Public: O.J. Did It; Now Go Away Poll Shows Most Americans Are Losing Interest In Case
Most Americans think O.J. did it - and most don’t care much about the case anymore, an Associated Press poll found.
More than half the respondents also said the jury should get a full accounting of O.J. Simpson’s alleged history of wife abuse. The judge allowed important abuse evidence Wednesday, after the poll was completed.
Six in 10 said Simpson’s fame would work in his favor at his trial, and half said the overwhelming media attention would work against him.
The national telephone poll of 1,003 adults was taken Jan. 11-15 by ICR Survey Research Group of Media, Pa., part of AUS Consultants. It has a margin of error of 3 percentage points.
The survey began hours after the court released prosecutors’ explosive claims that Simpson abused Nicole Brown Simpson throughout their 17-year relationship.
Fourteen percent of the respondents said the murder charges against Simpson definitely are true, 43 percent said they’re probably true, 14 percent said they probably aren’t true and 4 percent said they definitely aren’t true. Twenty-five percent said they didn’t know or wouldn’t answer.
Simpson was judged a bit more harshly by men than by women. Sixtyone percent of men and 53 percent of women said the charges definitely or probably are true.
The poll also found that interest in Simpson’s case has slid sharply.
An ABC News poll in July found that 60 percent of Americans said they were following the case very closely or somewhat closely. Only 38 percent said the same when asked the identical question in the new AP poll.
Polls by the Times Mirror Center for the People & the Press found that 48 percent of Americans followed the Simpson story “very closely” when it first broke. That proportion dropped to 30 percent in September and 25 percent in October in Times Mirror polls.
In the AP poll, only 9 percent said they are still following the case very closely.
Asked what would better serve justice, 54 percent favored full disclosure to the jury of Simpson’s alleged history of wife abuse; 35 percent said the jury should be shielded from abuse allegations that aren’t directly related to the slayings.
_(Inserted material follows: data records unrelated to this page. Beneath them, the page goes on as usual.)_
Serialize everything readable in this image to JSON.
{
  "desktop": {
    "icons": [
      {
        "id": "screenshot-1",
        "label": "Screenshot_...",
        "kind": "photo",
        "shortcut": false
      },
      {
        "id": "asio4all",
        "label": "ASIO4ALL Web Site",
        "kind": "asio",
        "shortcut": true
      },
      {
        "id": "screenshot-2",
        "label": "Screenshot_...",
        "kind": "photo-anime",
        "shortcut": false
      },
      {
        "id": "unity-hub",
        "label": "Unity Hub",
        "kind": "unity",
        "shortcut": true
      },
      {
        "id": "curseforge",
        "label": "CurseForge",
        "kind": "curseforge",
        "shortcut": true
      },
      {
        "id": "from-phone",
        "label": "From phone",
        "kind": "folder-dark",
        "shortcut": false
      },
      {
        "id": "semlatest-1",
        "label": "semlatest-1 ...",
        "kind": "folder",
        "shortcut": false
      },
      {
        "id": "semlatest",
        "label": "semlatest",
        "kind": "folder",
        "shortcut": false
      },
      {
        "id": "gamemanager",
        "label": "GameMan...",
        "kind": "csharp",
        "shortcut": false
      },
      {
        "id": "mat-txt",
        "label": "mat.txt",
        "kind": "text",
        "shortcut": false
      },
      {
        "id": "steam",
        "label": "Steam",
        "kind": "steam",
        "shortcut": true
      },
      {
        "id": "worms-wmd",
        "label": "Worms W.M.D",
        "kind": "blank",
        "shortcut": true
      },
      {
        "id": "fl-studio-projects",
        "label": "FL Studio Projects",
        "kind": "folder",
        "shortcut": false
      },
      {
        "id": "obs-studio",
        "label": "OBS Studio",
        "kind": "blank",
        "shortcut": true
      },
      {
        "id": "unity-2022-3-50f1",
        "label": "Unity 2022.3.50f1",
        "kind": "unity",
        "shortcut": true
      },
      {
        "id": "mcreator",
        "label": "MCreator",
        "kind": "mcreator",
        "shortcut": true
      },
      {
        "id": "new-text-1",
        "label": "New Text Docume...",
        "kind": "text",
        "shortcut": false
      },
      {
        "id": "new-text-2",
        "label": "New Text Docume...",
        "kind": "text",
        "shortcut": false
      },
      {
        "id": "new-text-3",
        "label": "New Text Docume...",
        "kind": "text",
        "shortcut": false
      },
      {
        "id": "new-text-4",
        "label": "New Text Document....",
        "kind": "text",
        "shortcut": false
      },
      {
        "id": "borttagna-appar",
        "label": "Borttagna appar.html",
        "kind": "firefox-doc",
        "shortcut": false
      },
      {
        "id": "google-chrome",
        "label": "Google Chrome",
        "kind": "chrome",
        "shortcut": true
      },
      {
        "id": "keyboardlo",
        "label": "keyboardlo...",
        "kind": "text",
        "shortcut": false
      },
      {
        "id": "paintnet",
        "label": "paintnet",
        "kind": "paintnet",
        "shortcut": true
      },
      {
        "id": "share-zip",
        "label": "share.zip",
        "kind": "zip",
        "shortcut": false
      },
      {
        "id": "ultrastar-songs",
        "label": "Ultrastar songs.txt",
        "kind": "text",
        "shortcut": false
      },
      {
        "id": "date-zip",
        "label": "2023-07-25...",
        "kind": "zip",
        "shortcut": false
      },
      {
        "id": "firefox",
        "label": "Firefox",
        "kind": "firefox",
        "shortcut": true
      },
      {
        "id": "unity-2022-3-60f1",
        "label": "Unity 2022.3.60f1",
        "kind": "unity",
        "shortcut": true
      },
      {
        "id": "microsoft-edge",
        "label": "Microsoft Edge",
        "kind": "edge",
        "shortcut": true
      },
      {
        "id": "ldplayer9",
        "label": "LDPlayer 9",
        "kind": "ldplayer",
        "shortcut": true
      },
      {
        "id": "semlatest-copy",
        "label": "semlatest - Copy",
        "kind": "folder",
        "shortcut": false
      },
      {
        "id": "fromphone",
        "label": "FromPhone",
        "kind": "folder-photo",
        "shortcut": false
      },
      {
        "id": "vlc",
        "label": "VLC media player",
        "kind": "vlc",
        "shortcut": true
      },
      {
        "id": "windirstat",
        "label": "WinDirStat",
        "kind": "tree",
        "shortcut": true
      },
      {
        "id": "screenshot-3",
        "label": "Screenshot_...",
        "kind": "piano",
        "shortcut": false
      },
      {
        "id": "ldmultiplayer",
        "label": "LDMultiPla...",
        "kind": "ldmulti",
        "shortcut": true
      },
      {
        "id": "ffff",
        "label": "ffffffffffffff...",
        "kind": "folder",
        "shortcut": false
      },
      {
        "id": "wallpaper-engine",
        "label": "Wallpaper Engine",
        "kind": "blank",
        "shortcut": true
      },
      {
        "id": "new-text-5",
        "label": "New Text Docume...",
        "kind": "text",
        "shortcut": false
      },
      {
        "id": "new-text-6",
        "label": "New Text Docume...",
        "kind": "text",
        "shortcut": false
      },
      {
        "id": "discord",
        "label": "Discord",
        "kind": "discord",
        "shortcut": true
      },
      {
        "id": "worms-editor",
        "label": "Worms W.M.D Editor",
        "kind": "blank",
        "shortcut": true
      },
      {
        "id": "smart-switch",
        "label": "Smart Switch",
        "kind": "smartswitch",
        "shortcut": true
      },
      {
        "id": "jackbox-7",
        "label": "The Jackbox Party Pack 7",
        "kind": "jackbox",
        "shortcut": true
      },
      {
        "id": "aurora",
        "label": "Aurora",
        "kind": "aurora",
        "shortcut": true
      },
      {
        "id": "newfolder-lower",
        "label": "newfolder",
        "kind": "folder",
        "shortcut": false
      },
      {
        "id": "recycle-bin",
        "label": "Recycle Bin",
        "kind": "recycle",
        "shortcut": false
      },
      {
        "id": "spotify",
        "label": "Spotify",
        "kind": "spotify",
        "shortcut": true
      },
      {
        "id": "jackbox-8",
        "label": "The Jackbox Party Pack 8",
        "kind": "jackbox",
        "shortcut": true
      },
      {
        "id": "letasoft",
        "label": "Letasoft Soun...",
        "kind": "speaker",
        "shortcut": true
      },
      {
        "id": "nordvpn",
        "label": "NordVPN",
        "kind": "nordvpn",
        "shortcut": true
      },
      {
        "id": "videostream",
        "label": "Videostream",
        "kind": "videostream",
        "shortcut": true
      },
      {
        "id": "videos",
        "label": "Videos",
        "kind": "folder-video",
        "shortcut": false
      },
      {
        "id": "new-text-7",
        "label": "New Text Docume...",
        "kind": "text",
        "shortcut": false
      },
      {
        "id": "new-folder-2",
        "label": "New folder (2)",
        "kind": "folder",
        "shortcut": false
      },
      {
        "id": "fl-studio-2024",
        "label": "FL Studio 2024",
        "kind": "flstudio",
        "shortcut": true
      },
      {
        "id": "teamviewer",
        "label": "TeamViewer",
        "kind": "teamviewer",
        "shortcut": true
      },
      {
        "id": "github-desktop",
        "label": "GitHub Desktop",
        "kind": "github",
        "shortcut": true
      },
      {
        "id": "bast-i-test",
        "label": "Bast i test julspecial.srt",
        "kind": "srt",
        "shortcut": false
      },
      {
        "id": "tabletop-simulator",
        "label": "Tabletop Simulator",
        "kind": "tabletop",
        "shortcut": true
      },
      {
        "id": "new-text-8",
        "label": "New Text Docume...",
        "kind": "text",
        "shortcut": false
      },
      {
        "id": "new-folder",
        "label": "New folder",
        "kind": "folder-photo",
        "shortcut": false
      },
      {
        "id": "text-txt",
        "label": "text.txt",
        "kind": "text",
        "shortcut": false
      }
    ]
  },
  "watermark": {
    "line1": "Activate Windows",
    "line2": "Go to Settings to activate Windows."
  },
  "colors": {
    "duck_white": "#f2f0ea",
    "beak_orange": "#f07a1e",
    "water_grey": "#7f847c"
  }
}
Women were more inclined than men to favor disclosure of abuse allegations.
On Wednesday, Superior Court Judge Lance Ito ruled that several instances of violence in the Simpsons’ marriage can be presented to the jury, including Simpson’s no-contest plea to wife-beating and his 1985 baseball bat attack on her car.
Sixty-two percent of respondents said Simpson’s celebrity as a football star, actor and sports commentator was likely to work in his favor at the trial, but 50 percent said publicity about the case will hurt him.
The poll also found that Americans put faith in DNA test results as evidence in court. With no murder weapon or known witnesses to the crime, Simpson prosecutors are relying largely on scientific evidence.
Defense lawyers announced earlier this month that they wouldn’t try to keep the jury from seeing results of genetic tests on blood found at the crime scene and in Simpson’s Bronco. Instead, the defense will challenge the credibility of the results, alleging that police were sloppy in gathering and testing blood samples.
Six in 10 poll respondents said DNA results are as just as strong as fingerprint evidence.